Prevention of Venous Thromboembolism

In a follow-up study from the same center, no DVTs were found in the 60 patients who were given either enoxaparin, 20 or 40 mg daily. Another randomized trial failed to detect a difference in VTE rates in 136 major thoracolumbar reconstruction patients who had received prophylaxis with both GCS and either IPC or the VFP. Venous Thromboembolism

Given the paucity of data, we cannot make firm recommendations about thromboprophylaxis in spinal surgery patients. However, their risk of VTE appears to be low when any of the following methods of prophylaxis is routinely used: postoperative LDUH or LMWH; or intraoperative GCS or IPC, followed by postoperative GCS or IPC. Certainly, for spine surgery patients with additional VTE risk factors, such as a neurologic deficits or prolonged immobility, advanced age, known malignancy, previous VTE, or an anterior surgical approach, prophylaxis with one of these options is recommended

Recommendations: Elective Spine Surgery

- For spinal surgery patients with no additional risk factors, we recommend against the routine use of any thromboprophylaxis modality, apart from early and persistent mobilization (Grade 1C).

- We recommend that some form of prophylaxis be used in patients undergoing spinal surgery, who exhibit additional risk factors, such as advanced age, known malignancy, presence of a neurologic deficit, previous VTE, or an anterior surgical approach (Grade 1B).

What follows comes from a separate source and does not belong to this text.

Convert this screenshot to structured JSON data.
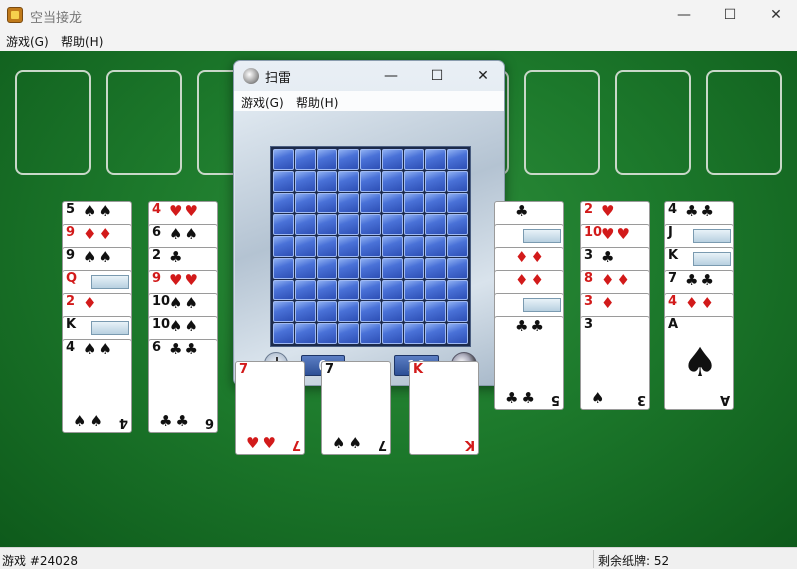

- For patients with additional risk factors, we recommend any of the following prophylaxis options: postoperative LDUH alone (Grade 1C + ); postoperative LMWH alone (Grade 1B) ; or perioperative IPC alone (Grade 1B). Other considerations include perioperative

GCS alone (Grade 2B) or perioperative IPC combined with GCS (Grade 2C). In patients with multiple risk factors for VTE, we recommend combining LDUH or LMWH with GCS and/or IPC (Grade 1C+).

Isolated lower extremity injuries in Canadian ed Pharmacy

Lower extremity fractures below the femur are very common in persons of all ages. In addition to fractures, this topic includes ligament and cartilage injuries of the knee and ankle, and rupture of the Achilles tendon. The popularity of recreational sports has contributed to an increase in these injuries in younger patients. Although more below-knee fractures are being surgically repaired, sometimes without hospital admission, many are managed using plaster casts or braces. The epidemiology and prevention of VTE after lower extremity injuries have, unfortunately, been poorly studied. Patients with polytrauma, and those with femoral or pelvic fractures, are considered in section 5.1.

Four published prospective studies routinely screened for asymptomatic DVT, using contrast venography, in patients with isolated lower extremity fractures who had not received thromboprophylaxis. Hjelmstedt and Bergvall found DVT in 45% of 76 patients with tibial fractures, and proximal DVT in 8% of patients.